Encountering the Old Testament, 3rd Edition

A Christian Survey

series: Encountering Biblical Studies


31. Daniel: The Kingdom of God—Now and Forever

Chapter Intro Video

Chapter Objectives

  • Describe the distinctiveness of the book of Daniel compared to the rest of the Old Testament
  • Outline the book of Daniel
  • Summarize how Daniel and his three friends were faithful to God
  • Describe Daniel’s visions
  • Identify the three dominant themes of the book of Daniel
  • Tell how Daniel’s view of the nations differs from that of the other Old Testament prophets
  • Explain why there are problems of interpretation regarding Daniel
  • Summarize and evaluate the two positions taken on the date of the book of Daniel

Chapter Summary

  1. The book of Daniel is classified as apocalyptic literature and is unique in many ways.
  2. The characteristics of intertestamental apocalyptic literature areas follows: it contains a vision and requires interpretation by a heavenly mediator; the author’s name is a pseudonym; it has similar content in that it divides history into periods of time and history ends as a final judgment; it involves the temporal and the spatial; and it often takes a past event and writes it as a prediction for the future.
  3. Old Testament apocalyptic literature does not have all the features of the intertestamental apocalyptic literature.
  4. There are two basic parts to Daniel: the stories (1–6) and the visions (7–12).
  5. The dominant themes of the book of Daniel are the sovereignty of God, the self-destructive pride of humanity, and the ultimate victory of God’s kingdom.
  6. Daniel is the primary source for eschatology in the Old Testament.
  7. The book of Daniel’s most difficult passages to interpret include the visions of the four earthly kingdoms (Dan. 2 and 7) and the vision of the seventy weeks (Dan. 9:24–27).
  8. Scholars disagree on the identity of the four earthly kingdoms (Dan. 2 and 7).
  9. Recent archaeological discoveries and research have shed light on previously assumed errors in the book of Daniel (e.g., Nebuchadnezzar’s madness and the existence of Belshazzar and Darius the Mede).
  10. The two positions on the date of composition for the book of Daniel are the second century BC and the late sixth century BC.

Study Questions

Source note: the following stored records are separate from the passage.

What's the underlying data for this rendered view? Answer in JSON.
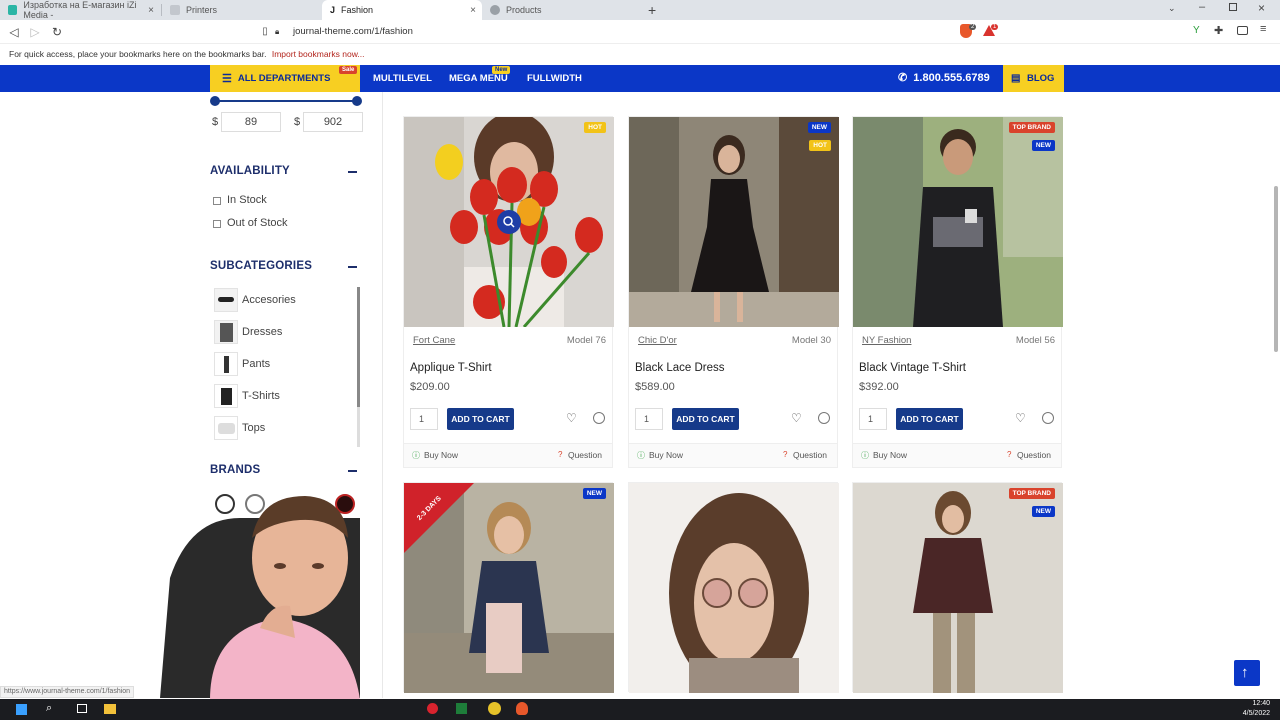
{
  "browser": {
    "tabs": [
      {
        "title": "Изработка на Е-магазин iZi Media - ",
        "color": "#2bb5a5"
      },
      {
        "title": "Printers",
        "color": "#8a8f98"
      },
      {
        "title": "Fashion",
        "color": "#222222"
      },
      {
        "title": "Products",
        "color": "#8a8f98"
      }
    ],
    "url": "journal-theme.com/1/fashion",
    "bookmarks_text": "For quick access, place your bookmarks here on the bookmarks bar.",
    "bookmarks_link": "Import bookmarks now...",
    "brave_count": "2",
    "alert_count": "1"
  },
  "nav": {
    "departments": "ALL DEPARTMENTS",
    "sale_badge": "Sale",
    "multilevel": "MULTILEVEL",
    "mega_menu": "MEGA MENU",
    "new_badge": "New",
    "fullwidth": "FULLWIDTH",
    "phone": "1.800.555.6789",
    "blog": "BLOG"
  },
  "sidebar": {
    "price": {
      "currency": "$",
      "min": "89",
      "max": "902"
    },
    "availability": {
      "title": "AVAILABILITY",
      "options": [
        "In Stock",
        "Out of Stock"
      ]
    },
    "subcategories": {
      "title": "SUBCATEGORIES",
      "items": [
        "Accesories",
        "Dresses",
        "Pants",
        "T-Shirts",
        "Tops"
      ]
    },
    "brands": {
      "title": "BRANDS"
    }
  },
  "products": [
    {
      "brand": "Fort Cane",
      "model": "Model 76",
      "name": "Applique T-Shirt",
      "price": "$209.00",
      "qty": "1",
      "tags": [
        "HOT"
      ]
    },
    {
      "brand": "Chic D'or",
      "model": "Model 30",
      "name": "Black Lace Dress",
      "price": "$589.00",
      "qty": "1",
      "tags": [
        "NEW",
        "HOT"
      ]
    },
    {
      "brand": "NY Fashion",
      "model": "Model 56",
      "name": "Black Vintage T-Shirt",
      "price": "$392.00",
      "qty": "1",
      "tags": [
        "TOP BRAND",
        "NEW"
      ]
    },
    {
      "tags": [
        "NEW"
      ],
      "ribbon": "2-3 DAYS"
    },
    {
      "tags": []
    },
    {
      "tags": [
        "TOP BRAND",
        "NEW"
      ]
    }
  ],
  "card_labels": {
    "add_to_cart": "ADD TO CART",
    "buy_now": "Buy Now",
    "question": "Question"
  },
  "status_url": "https://www.journal-theme.com/1/fashion",
  "clock": {
    "time": "12:40",
    "date": "4/5/2022"
  },
  "colors": {
    "nav_blue": "#0b37c7",
    "yellow": "#f7cf22",
    "cart_blue": "#163a8a",
    "hot": "#f2c318",
    "new": "#0b37c7",
    "top_brand": "#d9432c"
  }
}
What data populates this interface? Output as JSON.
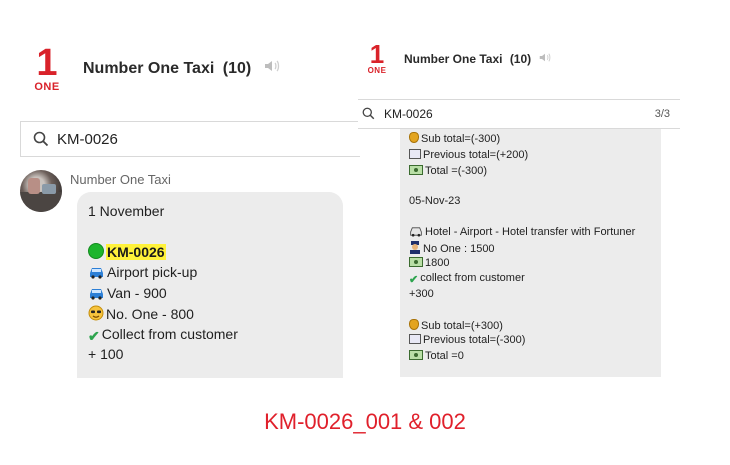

  1. Define apocalyptic literature.
  2. How is Daniel unique among Old Testament books?
  3. What is the basic call the book of Daniel puts forth to its readers?
  4. How are the themes of faithfulness and loyalty to God and deliverance by God developed in Daniel?
  5. Explain the chiastic structure of the first seven chapters of Daniel. What is the central thought in this chiasm?
  6. What are some of the more well-known visions contained in chapters 7–12?
  7. Discuss some of the major theological themes in the book of Daniel.
  8. Discuss the problems in interpreting Daniel.